(Read the previous post of the Prague series, about Wenceslas Square)
When we set out for our first walk in the centre of Prague, my partner and I decided to reach Old Town Square from Wenceslas Square. As it often happens to map-less tourists, we took a longer route than we should have: the detour allowed us to explore Republic Square and its surroundings, before another wild guess directed us back to the Old Town. By then, it was seven in the evening: while we were expecting a lively city centre to unfold at every corner, all we saw was an array of closed shops and empty streets. We couldn’t help but wonder: is this really it?
Of course, it wasn’t – and I should have known better. All the Eastern European towns and cities I visited shut down after six or seven in the evening. Those without a touristic hub can leave you stranded, wondering where all the people have disappeared, and how they fill their evenings after their earlier-than-early dinners. Fortunately, this is not the case of Prague: the empty alleys we were treading were really just a few steps away from Old Town Square, with its busy souvenir shops, restaurant marquees, and food stalls selling typical fares.
Prague’s magic struck me again when we arrived at the Powder Gate, which marks the entrance to the Old Town. Looking at the church of Our Lady before Tyn, with its two towers outlined against the dark, foggy sky, I felt like in a fairytale: one where the hero wanders around for days, and finally reaches the enchanted castle after dusk, heading for a well-deserved night of rest after his many vicissitudes around the world.

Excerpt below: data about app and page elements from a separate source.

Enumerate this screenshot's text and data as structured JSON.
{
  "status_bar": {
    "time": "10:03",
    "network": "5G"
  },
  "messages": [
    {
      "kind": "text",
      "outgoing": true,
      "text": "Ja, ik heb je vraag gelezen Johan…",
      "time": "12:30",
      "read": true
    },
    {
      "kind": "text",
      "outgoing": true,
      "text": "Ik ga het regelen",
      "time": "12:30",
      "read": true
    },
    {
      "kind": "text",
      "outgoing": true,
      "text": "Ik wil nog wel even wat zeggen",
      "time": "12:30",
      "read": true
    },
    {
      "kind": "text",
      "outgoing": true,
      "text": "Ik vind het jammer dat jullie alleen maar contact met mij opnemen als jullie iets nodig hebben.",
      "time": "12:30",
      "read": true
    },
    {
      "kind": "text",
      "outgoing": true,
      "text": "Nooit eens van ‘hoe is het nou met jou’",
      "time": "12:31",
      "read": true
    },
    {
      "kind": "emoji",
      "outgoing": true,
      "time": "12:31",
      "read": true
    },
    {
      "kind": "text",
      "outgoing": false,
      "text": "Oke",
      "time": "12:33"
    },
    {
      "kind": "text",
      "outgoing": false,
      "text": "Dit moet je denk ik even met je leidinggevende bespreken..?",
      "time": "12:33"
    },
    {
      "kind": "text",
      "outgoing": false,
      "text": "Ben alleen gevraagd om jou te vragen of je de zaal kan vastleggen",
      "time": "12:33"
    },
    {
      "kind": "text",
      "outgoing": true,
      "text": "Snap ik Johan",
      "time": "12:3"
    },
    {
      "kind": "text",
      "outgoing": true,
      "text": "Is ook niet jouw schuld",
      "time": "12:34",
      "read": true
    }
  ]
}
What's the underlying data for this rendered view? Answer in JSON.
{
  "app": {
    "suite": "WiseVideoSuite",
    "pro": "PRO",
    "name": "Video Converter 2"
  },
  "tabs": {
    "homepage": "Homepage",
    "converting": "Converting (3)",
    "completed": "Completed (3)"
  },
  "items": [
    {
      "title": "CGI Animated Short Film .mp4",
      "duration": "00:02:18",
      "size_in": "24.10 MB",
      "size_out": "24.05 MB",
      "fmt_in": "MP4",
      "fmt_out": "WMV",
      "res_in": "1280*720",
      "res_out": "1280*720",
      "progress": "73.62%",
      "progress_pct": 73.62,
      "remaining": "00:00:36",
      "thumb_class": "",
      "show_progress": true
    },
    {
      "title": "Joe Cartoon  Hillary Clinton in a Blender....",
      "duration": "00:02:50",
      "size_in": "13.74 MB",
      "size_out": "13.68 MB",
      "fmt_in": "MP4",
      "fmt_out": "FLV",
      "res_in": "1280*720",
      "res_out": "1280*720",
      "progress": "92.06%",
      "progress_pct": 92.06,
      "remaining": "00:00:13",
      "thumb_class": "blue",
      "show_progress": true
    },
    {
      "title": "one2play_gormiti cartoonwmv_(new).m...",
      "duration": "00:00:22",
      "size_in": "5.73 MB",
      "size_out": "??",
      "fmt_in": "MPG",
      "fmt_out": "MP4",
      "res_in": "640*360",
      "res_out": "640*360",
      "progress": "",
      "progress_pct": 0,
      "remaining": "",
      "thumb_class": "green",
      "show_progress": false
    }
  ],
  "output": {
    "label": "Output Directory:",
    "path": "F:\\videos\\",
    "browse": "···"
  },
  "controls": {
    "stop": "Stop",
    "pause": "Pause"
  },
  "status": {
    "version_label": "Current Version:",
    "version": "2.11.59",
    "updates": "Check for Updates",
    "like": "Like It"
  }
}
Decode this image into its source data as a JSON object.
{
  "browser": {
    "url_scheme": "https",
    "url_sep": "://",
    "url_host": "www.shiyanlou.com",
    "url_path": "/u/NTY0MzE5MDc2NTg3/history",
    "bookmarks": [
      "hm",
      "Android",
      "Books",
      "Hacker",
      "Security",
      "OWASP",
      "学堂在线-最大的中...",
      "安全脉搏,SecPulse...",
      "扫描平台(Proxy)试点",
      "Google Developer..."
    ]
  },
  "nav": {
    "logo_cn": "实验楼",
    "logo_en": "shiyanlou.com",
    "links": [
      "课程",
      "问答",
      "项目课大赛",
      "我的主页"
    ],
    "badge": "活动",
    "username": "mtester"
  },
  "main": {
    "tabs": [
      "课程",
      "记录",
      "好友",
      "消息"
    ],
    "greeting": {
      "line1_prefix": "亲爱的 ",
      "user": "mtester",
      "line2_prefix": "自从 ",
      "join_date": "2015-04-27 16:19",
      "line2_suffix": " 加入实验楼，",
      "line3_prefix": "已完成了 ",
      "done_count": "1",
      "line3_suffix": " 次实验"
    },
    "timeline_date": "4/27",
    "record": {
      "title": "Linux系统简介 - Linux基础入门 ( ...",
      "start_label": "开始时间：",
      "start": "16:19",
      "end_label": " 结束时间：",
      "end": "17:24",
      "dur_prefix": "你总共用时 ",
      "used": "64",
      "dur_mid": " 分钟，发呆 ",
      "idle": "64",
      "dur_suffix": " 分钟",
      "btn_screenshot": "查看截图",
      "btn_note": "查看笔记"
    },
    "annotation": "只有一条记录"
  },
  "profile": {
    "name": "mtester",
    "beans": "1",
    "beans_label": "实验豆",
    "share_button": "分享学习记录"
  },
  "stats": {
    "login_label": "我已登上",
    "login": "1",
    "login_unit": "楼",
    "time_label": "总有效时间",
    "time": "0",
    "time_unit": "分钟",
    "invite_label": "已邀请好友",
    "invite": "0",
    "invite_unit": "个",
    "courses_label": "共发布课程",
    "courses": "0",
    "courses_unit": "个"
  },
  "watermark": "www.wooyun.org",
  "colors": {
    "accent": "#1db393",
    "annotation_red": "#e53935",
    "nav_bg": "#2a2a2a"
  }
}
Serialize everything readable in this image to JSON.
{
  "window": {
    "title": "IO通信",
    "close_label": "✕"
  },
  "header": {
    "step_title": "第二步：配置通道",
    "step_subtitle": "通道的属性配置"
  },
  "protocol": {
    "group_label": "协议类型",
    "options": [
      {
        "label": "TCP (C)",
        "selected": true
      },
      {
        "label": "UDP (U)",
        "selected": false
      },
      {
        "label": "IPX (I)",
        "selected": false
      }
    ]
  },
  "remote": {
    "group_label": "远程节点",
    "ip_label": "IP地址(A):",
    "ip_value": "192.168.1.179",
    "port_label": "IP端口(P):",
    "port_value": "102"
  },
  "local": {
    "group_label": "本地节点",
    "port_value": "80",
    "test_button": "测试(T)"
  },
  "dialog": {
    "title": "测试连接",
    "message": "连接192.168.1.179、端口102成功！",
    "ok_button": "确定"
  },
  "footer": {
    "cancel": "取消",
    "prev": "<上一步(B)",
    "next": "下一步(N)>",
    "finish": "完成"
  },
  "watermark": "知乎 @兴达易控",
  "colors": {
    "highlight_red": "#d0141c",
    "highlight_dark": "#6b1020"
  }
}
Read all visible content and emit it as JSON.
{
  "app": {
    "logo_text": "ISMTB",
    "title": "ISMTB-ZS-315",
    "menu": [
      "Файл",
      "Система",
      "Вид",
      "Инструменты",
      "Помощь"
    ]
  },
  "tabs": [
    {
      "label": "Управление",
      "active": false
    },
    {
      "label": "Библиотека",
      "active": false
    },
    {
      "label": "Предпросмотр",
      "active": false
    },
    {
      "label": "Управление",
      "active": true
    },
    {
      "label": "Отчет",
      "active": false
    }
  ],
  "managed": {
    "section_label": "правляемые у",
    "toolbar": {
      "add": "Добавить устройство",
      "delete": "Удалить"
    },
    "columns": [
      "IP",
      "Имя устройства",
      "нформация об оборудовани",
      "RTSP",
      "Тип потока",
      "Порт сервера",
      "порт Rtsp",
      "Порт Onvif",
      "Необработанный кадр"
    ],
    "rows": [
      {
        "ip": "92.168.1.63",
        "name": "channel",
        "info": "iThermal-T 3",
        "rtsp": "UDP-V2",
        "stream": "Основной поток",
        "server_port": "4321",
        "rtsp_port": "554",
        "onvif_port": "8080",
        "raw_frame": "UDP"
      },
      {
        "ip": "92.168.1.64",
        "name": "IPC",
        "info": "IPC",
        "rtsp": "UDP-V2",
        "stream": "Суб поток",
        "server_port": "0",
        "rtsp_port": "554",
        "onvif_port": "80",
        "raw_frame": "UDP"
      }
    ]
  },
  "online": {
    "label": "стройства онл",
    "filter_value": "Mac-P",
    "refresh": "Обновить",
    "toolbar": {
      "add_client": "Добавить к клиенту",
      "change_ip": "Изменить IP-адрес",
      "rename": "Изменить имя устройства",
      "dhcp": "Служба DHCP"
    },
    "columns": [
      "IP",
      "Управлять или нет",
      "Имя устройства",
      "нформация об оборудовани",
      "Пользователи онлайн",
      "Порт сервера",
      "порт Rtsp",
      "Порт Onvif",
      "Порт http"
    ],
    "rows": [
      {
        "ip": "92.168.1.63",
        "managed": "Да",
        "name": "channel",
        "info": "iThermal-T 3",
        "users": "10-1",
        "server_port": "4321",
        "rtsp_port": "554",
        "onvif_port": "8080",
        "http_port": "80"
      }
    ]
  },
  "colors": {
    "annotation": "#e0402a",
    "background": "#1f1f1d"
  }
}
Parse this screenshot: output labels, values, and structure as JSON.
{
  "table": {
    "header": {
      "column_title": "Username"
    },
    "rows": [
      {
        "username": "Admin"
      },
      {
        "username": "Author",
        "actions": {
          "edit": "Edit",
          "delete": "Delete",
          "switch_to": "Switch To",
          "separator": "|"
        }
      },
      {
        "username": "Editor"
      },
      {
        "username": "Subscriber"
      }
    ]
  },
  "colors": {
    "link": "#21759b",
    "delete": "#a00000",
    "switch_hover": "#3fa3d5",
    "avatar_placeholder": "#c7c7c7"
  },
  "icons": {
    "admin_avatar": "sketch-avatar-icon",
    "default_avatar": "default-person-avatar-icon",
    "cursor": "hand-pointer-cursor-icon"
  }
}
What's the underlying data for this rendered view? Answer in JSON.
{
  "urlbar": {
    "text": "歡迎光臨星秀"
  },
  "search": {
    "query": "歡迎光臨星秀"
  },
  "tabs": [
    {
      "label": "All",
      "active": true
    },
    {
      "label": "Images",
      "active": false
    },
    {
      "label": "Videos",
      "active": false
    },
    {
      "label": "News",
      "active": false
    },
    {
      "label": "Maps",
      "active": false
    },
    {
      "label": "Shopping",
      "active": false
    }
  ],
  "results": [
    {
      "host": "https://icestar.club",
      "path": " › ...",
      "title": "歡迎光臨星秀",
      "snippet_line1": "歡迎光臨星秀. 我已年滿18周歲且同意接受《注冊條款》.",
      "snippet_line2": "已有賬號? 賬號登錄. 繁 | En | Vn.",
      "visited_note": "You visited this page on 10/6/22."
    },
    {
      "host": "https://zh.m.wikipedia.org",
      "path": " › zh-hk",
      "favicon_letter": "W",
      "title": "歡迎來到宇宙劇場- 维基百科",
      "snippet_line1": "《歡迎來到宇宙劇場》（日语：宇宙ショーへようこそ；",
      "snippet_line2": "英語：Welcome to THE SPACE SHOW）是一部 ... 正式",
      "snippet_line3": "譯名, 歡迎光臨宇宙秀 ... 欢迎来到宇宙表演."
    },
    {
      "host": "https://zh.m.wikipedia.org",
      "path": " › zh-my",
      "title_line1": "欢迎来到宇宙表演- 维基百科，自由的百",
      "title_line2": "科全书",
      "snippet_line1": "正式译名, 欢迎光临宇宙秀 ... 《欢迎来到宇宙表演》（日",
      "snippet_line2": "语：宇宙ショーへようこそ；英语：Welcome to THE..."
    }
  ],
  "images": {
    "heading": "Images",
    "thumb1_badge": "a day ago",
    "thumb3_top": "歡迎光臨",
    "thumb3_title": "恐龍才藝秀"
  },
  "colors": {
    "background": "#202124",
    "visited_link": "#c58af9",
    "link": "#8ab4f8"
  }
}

We stopped by in Old Town Square many times during the following days, and realised that its charm is not just a nighttime illusion. The Square is stunning by daylight, with the two towers of Our Lady before Tyn outlined against the blue spring sky – and it’s equally beautiful when the sky is grey. Not something you’ll hear me say very often!
While exploring Old Town Square, we ran across many of the characters that usually gather where tourists are. Even so, the contrast with other European capitals couldn’t be more evident: as I had already noted in Wenceslas Square, I noticed an unusual composure in Old Town Square’s crowds, which had nothing to do with the joyous chaos of Barcelona’s Rambla, or the loud masses of London’s Leicester Square. We weren’t approached by any pushy restaurant owners looking for business, or street pedlars selling overpriced event tickets and plastic toys. Instead, we encountered a diverse crowd of street performers, engaging with passers-by in a playful way.
The surroundings are as charming as Old Town Square itself. The iconic Charles Bridge is a short walk away heading West, leading to Malá Strana (“The Lesser Town”), perched on the steep, tiny streets that lead to Prague Castle.
Prague’s Jewish Quarter, Josefov, flanks the North side of Old Town Square. At first, I was somewhat surprised by its rows of austere, elegant buildings: they didn’t seem to match anything I had read about the tragic history of Prague’s Old Ghetto. I couldn’t picture any wrongdoing or oppression happening in the posh-looking streets around the Spanish and Old New Synagogues; not where the luxurious shop fronts of Parizska and the neat cafes of Dlouha currently stand. I thought of this as further proof of Prague’s ability to conceal all evidence: something we had already noticed with regards to the Communist era and the Prague Spring, of which we saw little but a few leaflets pointing us towards the Museum of Communism (located above a McDonald’s. Oh, the irony!).
I had spoken too soon, and Prague surprised me once again. As we walked down the passage of Kozi, the refined facades and wide streets gradually gave way to shabbier buildings and unkempt, narrow alleys. On the walls, murals from today, and remnants of signs from a long-gone past.
Much more than the surrounding streets, this setting reminded me of the familiar sights of Rome and Venice’s Old Ghettos, and inspired me very similar sensations. The feeling that history goes beyond a few words printed on a textbook, or a travel guide’s glossy page; the consciousness that it has really happened; and finally, what every traveller longs for: the fascination of seeing for yourself.
(Coming up: Part 3 – Malá Strana)